The factorial function is a Haskell "Hello World!" (and for functional programming generally) in the sense that it succinctly demonstrates basic principles of the language.
fac :: (Integral a) => a -> a fac n = product [1..n]
Integralis the class of integral number types. Examples include
(Integral a) =>places a constraint on the type
ato be in said class
fac :: a -> asays that
facis a function that takes an
aand returns an
productis a function that accumulates all numbers in a list by multiplying them together.
[1..n]is special notation which desugars to
enumFromTo 1 n, and is the range of numbers
1 ≤ x ≤ n.
fac :: (Integral a) => a -> a fac 0 = 1 fac n = n * fac (n - 1)
This variation uses pattern matching to split the function definition into separate cases. The first definition is invoked if the argument is
0 (sometimes called the stop condition) and the second definition otherwise (the order of definitions is significant). It also exemplifies recursion as
fac refers to itself.
It is worth noting that, due to rewrite rules, both versions of

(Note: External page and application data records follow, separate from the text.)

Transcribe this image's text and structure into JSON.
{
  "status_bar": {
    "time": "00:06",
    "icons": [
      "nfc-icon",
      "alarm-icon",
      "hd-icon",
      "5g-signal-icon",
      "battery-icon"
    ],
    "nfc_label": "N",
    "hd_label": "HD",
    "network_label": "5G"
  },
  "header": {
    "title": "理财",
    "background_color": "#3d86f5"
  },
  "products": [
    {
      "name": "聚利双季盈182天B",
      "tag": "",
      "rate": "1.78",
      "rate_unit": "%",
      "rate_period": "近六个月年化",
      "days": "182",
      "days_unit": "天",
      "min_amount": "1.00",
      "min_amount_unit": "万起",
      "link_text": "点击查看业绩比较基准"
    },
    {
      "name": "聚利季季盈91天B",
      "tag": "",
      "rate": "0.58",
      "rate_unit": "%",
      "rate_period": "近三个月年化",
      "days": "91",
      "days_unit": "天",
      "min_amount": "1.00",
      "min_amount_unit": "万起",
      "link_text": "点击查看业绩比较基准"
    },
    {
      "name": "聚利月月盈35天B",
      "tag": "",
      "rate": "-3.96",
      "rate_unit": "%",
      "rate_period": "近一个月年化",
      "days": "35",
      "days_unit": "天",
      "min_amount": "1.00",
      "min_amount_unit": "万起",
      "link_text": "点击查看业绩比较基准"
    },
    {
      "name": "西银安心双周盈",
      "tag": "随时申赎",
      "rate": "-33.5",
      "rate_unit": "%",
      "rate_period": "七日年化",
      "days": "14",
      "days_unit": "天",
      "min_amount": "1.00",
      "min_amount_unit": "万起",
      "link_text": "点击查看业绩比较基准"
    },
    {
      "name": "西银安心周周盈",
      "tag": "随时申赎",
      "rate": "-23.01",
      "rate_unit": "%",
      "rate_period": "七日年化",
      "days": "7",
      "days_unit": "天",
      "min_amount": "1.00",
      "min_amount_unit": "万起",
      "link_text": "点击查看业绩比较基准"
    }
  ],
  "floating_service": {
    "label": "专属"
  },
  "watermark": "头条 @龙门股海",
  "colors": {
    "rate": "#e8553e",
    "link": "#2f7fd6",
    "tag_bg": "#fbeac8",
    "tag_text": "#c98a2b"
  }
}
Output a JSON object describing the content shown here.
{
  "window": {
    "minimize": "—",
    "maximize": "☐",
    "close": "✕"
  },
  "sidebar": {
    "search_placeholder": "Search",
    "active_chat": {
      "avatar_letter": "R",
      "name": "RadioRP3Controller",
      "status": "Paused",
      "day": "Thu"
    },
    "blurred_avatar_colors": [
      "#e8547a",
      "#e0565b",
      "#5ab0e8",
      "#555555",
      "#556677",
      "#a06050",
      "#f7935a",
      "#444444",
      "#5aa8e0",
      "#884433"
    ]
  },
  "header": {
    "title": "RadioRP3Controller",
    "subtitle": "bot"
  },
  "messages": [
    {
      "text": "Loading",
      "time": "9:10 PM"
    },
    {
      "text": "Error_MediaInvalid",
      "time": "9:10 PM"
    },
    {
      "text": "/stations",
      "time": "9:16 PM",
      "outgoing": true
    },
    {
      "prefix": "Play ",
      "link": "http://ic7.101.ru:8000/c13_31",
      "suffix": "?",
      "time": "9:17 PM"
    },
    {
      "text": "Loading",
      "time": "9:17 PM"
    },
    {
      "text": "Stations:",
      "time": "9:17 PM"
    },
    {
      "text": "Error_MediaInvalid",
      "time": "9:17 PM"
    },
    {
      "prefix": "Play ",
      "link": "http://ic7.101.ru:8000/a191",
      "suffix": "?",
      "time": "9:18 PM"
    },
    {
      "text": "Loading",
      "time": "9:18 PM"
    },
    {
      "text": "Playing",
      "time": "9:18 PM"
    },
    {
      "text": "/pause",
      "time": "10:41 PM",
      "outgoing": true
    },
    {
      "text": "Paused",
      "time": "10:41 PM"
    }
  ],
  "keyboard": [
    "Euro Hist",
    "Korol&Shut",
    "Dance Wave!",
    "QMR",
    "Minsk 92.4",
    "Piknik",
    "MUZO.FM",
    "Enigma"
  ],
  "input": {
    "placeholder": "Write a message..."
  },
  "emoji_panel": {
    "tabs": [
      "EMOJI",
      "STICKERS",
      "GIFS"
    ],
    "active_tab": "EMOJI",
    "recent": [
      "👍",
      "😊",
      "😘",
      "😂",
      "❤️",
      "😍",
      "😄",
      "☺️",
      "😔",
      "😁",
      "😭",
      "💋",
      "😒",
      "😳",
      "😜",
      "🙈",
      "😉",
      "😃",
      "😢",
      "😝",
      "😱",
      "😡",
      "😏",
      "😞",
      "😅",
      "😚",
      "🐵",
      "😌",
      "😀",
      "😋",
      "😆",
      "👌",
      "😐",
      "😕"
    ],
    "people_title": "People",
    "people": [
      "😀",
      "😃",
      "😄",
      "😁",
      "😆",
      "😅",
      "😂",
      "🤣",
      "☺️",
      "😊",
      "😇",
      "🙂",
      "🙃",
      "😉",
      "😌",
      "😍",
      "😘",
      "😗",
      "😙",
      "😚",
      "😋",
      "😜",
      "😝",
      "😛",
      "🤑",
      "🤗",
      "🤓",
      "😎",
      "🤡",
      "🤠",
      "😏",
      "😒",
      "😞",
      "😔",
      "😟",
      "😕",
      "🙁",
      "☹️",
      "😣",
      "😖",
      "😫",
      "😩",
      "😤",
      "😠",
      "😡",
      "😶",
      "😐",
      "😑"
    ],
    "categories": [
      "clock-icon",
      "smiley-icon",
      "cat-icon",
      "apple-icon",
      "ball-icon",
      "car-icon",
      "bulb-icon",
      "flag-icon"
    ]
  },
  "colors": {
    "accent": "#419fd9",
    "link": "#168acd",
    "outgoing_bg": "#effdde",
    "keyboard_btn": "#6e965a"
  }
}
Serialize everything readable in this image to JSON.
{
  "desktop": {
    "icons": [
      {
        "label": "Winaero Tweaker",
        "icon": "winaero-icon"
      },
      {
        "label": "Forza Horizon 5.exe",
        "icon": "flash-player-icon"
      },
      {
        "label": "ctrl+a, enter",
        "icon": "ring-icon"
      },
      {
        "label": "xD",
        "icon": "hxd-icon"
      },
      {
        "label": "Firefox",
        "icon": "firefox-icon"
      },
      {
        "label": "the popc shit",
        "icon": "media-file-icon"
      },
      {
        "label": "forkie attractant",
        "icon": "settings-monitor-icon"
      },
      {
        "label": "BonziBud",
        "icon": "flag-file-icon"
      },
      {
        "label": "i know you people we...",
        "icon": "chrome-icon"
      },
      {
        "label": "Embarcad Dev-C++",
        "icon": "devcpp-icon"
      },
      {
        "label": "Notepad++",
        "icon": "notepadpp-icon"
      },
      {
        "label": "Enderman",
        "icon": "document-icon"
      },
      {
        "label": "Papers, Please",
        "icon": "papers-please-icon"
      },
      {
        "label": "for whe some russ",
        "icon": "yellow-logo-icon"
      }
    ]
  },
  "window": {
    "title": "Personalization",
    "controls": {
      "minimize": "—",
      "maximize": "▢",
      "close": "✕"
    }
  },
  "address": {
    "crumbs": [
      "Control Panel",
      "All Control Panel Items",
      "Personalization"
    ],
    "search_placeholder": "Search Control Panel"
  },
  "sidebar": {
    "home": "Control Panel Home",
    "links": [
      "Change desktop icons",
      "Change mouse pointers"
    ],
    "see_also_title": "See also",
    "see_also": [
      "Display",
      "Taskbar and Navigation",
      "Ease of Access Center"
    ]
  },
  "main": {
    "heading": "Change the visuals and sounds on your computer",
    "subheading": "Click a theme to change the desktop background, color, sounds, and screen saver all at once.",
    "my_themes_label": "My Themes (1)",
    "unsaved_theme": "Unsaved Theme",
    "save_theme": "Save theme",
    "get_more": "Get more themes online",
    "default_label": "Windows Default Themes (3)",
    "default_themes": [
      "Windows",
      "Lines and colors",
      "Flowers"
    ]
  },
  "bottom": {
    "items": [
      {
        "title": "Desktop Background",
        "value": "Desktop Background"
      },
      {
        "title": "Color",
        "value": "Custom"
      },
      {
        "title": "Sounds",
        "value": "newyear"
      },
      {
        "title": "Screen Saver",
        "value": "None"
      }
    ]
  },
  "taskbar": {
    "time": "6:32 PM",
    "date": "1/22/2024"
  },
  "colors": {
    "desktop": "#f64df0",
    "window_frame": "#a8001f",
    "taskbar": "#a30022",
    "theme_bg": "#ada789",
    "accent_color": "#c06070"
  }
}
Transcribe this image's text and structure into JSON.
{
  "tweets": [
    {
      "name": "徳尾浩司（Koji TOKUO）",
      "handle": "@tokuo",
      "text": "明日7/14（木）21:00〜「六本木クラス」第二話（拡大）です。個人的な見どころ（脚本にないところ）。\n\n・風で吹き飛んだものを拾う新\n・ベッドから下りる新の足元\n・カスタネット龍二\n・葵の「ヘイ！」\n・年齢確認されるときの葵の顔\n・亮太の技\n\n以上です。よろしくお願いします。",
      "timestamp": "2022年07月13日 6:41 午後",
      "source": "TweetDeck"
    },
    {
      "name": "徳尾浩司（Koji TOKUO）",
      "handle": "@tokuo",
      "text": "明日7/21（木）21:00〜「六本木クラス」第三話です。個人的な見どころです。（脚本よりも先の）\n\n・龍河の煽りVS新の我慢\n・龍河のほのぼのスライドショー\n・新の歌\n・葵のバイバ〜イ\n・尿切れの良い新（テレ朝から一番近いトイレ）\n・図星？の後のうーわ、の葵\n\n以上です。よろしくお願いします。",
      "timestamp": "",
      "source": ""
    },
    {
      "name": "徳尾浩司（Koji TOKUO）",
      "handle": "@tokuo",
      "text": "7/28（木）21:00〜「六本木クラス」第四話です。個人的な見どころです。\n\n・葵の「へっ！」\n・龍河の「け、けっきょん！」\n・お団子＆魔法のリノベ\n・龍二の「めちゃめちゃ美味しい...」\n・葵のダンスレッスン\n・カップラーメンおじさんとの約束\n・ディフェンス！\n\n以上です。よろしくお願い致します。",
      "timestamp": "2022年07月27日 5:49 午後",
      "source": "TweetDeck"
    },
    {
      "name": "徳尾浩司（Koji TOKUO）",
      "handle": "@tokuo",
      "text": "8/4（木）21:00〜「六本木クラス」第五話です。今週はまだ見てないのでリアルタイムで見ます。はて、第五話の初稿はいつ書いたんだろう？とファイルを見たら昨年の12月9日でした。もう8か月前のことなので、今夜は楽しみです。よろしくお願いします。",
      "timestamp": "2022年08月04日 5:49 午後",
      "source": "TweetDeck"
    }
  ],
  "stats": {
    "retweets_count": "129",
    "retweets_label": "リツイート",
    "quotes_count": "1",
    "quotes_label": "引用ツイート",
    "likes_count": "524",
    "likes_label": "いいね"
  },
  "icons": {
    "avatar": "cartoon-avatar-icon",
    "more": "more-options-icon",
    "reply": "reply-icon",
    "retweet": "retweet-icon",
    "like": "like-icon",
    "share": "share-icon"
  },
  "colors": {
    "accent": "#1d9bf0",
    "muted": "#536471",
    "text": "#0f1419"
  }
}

fac will compile to identical machine code when using GHC with optimizations activated. So, in terms of efficiency, the two would be equivalent.